  • Whether the person, or the person’s immediate relative has served in the U.S. military, reserves, or national guard, with particular consideration given to those who served in combat;
  • The person’s criminal history, including arrests, prior convictions, or outstanding arrest warrants;
  • The person’s immigration history, including any prior removal, outstanding order of removal, prior denial of status, or evidence of fraud;
  • Whether the person poses a national security or public safety concern;
  • The person’s ties and contributions to the community, including family relationships;
  • The person’s ties to the home country and conditions in the country;
  • The person’s age, with particular consideration given to minors and the elderly;
  • Whether the person has a U.S. citizen or permanent resident spouse, child or parent;

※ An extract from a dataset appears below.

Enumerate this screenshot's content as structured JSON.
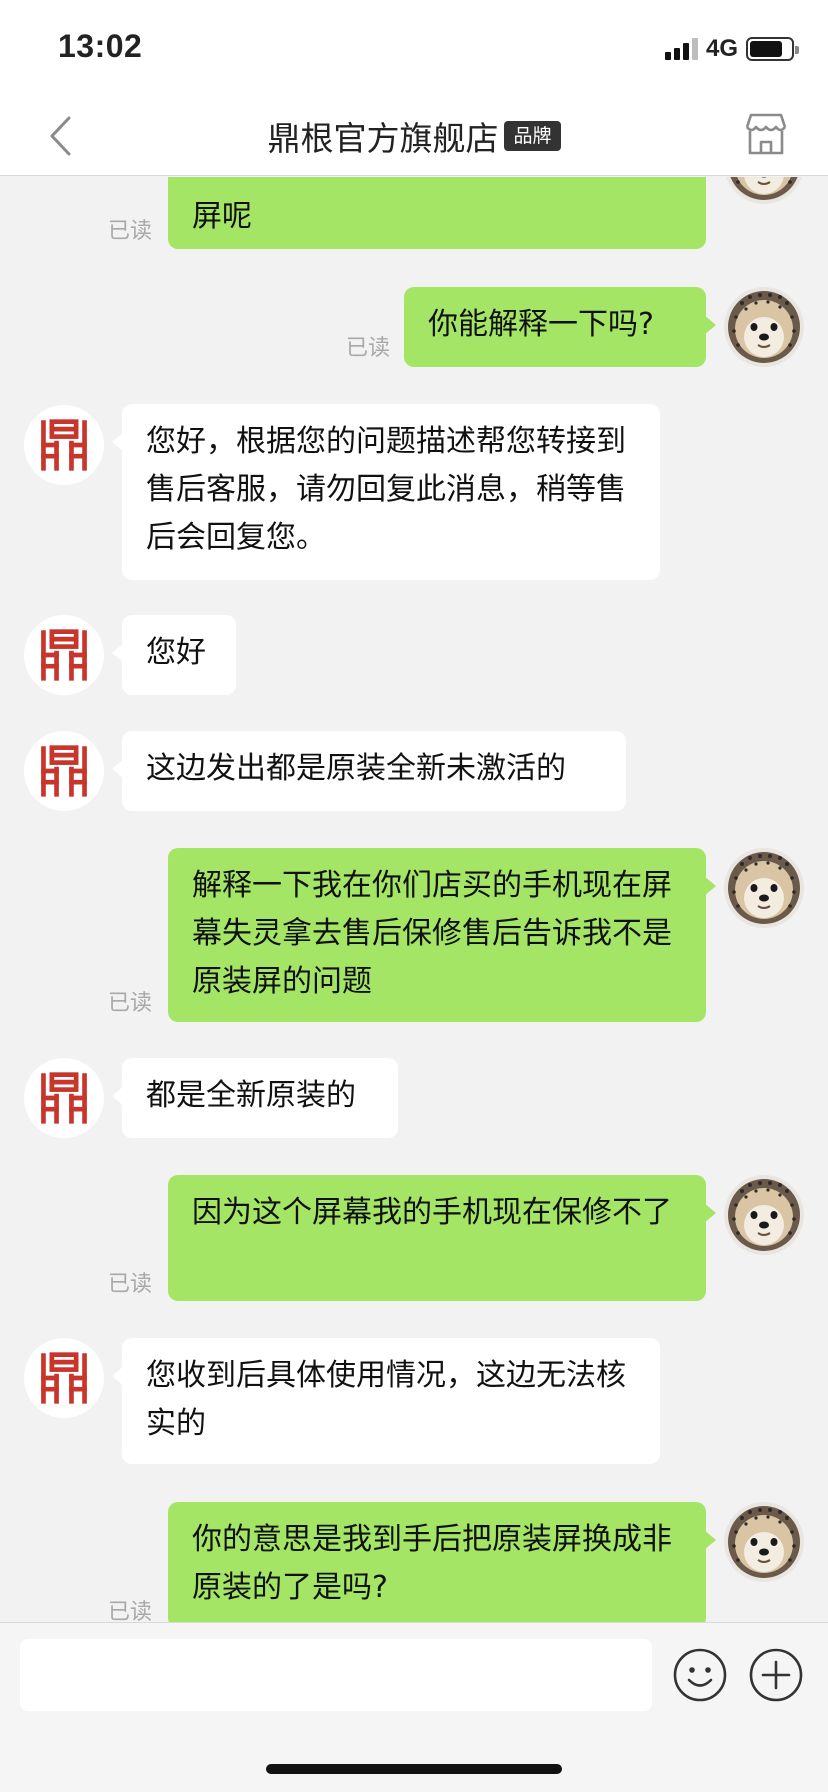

  • Whether the person is the primary caretaker of a person with a mental or physical disability, minor, or seriously ill relative;
  • Whether the person or the person’s spouse is pregnant or nursing;
  • Whether the person or the person’s spouse suffers from severe mental or physical illness;
  • Whether the person’s nationality renders removal unlikely;
  • Whether the person is likely to be granted temporary or permanent resident status or other relief from removal, including as a relative of a U.S. citizen or permanent resident;
  • Whether the person is likely to be granted temporary or permanent resident status or other relief from removal, including as an asylum seeker, or a victim of domestic violence, human trafficking, or other crime; and
  • Whether the person is currently cooperating or has cooperated with federal, state or local law enforcement authorities, such as ICE, the U.S. Attorneys or Department of Justice, the Department of Labor, or National Labor Relations Board, among others.

NOTE that the list is not exhaustive and prosecutorial discretion is considered on a case-by-case basis. The decision will be made on the totality of the circumstances.

Call Attorney Poudat, Board Certified Immigration Attorney in Orlando, Florida, today for more information and find out whether you qualify!